As for Monster Bash HD’s length it kind of depends. The original game had 28 levels and I am assuming the remaster has the same number of levels. Each level is not super large, but they are designed in a way where they can still take a decent amount of time. A lot of this has to deal with the fact that to beat a level you need to find all of the captured pets which can sometimes rely on backtracking to find a pet that you missed. If you are familiar with a level you could probably beat it within a couple minutes. Those unfamiliar with the game will likely take at least 10-15 minutes to complete each level on their first attempt especially if they try to find all of the collectibles. Each level has a number of different things to try and complete from finding collectibles to beating a level’s time. These things encourage you to go back and play levels that you have already beat. With the game only retailing for $10, if you like this type of retro video games I think you will get your money’s worth out of the game.
While new games that revolutionize the video game industry are always appreciated, sometimes it is nice to go back and check out some old games from the past. This is why I really like the recent tradition of remastering old classic video games to make them work on modern computers to try and attract new audiences to the game. I never played Monster Bash when it was first released, but I was still interested in checking it out as I was a pretty big fan of Apogee Softwares’ work in the 1990s. While I wouldn’t say that Monster Bash HD is as good as some of the other games from their catalog, I still enjoyed the game quite a bit. The game does a good job blending action and platforming mechanics into a fun retro gaming experience. Anyone who likes these type of games will likely really enjoy the remaster. The game does a good job staying true to the original game while also adding in some quality of life improvements as well as a level editor. The game can be kind of difficult at times and there are some occasional cheap deaths which may turn off some players though.

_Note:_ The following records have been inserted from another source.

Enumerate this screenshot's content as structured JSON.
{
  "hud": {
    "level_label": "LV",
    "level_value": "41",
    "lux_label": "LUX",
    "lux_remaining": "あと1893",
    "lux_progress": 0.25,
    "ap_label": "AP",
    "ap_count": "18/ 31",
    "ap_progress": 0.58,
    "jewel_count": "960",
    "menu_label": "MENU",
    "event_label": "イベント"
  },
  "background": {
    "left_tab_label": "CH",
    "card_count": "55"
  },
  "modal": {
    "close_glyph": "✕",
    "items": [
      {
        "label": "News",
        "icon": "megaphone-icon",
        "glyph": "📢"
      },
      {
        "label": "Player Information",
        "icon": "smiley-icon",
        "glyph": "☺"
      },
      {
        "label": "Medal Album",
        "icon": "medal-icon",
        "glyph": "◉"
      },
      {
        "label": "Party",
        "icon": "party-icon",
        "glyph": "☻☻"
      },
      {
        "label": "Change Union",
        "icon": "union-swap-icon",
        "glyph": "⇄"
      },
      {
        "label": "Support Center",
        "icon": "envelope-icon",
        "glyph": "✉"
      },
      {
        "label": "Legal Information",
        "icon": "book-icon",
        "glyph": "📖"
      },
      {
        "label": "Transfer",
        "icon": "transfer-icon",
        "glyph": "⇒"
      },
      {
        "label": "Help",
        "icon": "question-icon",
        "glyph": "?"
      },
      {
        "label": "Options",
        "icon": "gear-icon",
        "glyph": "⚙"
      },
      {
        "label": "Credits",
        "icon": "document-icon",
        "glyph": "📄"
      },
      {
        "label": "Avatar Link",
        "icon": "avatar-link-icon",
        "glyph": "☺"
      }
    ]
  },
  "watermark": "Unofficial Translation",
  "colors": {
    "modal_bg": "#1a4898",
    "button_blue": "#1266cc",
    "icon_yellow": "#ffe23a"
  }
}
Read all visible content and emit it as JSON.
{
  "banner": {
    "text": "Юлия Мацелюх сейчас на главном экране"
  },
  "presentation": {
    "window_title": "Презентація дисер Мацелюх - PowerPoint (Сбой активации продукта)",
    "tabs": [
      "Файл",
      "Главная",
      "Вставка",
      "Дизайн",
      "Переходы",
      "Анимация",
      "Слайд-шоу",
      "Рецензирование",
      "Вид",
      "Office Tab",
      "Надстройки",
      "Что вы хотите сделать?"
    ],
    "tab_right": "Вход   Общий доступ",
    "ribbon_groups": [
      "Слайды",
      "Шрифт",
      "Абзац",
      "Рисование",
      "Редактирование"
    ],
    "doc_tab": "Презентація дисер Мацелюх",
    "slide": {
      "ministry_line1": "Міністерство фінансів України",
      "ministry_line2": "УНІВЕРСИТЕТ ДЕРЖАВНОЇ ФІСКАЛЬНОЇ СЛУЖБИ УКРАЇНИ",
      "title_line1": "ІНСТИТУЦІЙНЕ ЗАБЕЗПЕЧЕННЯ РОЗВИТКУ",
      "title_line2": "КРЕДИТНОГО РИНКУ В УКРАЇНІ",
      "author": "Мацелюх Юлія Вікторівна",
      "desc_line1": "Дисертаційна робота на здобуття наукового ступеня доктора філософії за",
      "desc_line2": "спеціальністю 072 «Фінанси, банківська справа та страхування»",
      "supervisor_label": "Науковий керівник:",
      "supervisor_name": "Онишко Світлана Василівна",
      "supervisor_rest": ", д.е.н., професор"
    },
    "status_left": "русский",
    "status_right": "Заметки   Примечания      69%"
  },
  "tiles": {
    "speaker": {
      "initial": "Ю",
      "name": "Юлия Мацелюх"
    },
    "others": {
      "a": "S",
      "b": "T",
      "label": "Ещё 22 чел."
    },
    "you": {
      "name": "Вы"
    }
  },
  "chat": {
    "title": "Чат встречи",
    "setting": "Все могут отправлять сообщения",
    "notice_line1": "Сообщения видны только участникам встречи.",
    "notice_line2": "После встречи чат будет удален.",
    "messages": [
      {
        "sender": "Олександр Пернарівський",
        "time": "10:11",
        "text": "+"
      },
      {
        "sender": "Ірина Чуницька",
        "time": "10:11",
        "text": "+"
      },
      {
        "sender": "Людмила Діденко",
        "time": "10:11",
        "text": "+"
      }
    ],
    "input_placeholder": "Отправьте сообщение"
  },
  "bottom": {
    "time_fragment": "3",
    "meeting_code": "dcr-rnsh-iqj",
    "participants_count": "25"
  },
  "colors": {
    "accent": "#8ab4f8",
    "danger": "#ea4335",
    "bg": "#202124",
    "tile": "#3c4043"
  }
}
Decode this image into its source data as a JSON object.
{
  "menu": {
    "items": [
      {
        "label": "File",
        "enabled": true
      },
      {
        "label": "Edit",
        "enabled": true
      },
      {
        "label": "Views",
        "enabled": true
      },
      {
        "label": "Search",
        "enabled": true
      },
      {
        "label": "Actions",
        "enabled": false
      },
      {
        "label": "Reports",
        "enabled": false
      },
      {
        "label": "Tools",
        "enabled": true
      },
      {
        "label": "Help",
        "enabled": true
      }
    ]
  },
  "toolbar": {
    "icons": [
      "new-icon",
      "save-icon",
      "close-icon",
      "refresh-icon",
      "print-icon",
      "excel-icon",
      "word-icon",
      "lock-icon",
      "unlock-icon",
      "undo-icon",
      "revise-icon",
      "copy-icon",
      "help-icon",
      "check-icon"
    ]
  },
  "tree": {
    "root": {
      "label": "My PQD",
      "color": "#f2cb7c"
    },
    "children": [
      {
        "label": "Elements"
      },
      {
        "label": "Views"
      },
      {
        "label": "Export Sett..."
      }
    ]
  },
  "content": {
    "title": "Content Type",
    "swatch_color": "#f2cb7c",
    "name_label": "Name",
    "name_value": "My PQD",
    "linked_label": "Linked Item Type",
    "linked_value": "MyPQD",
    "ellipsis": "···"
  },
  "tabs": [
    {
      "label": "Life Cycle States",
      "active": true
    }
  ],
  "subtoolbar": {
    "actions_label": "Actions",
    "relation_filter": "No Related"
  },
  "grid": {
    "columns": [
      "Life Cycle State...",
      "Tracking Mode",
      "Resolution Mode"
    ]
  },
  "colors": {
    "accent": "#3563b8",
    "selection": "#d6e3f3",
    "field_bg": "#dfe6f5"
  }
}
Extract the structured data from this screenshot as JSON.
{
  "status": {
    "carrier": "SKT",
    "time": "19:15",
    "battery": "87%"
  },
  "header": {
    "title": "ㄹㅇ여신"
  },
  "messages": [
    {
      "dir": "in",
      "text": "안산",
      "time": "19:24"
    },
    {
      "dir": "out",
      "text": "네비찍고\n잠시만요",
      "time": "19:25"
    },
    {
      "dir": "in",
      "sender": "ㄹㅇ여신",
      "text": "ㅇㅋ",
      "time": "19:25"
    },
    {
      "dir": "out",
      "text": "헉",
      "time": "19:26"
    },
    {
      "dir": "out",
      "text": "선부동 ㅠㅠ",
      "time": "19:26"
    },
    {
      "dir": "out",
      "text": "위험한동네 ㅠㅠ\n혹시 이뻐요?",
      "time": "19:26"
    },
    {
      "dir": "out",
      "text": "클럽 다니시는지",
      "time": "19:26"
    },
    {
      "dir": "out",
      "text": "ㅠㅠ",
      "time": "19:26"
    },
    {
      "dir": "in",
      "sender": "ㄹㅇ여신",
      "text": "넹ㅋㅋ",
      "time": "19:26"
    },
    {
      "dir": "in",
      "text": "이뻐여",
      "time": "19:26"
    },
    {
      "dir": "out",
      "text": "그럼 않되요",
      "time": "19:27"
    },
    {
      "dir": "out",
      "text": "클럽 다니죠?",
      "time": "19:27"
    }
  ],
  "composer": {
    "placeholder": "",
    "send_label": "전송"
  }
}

My recommendation for Monster Bash HD comes down to your thoughts on the original game or retro action platformers in general. If you never really cared for the original game or this genre, I see no reason why Monster Bash HD would change that. Fans of the original game or 2D action platformers in general should enjoy Monster Bash HD and consider picking it up.
Buy Monster Bash HD online: Steam
We at Geeky Hobbies would like to thank Emberheart Games and Apogee Entertainment for the review copy of Monster Bash HD used for this review. Other than receiving a free copy of the game to review, we at Geeky Hobbies received no other compensation for this review. Receiving the review copy for free had no impact on the content of this review or the final score.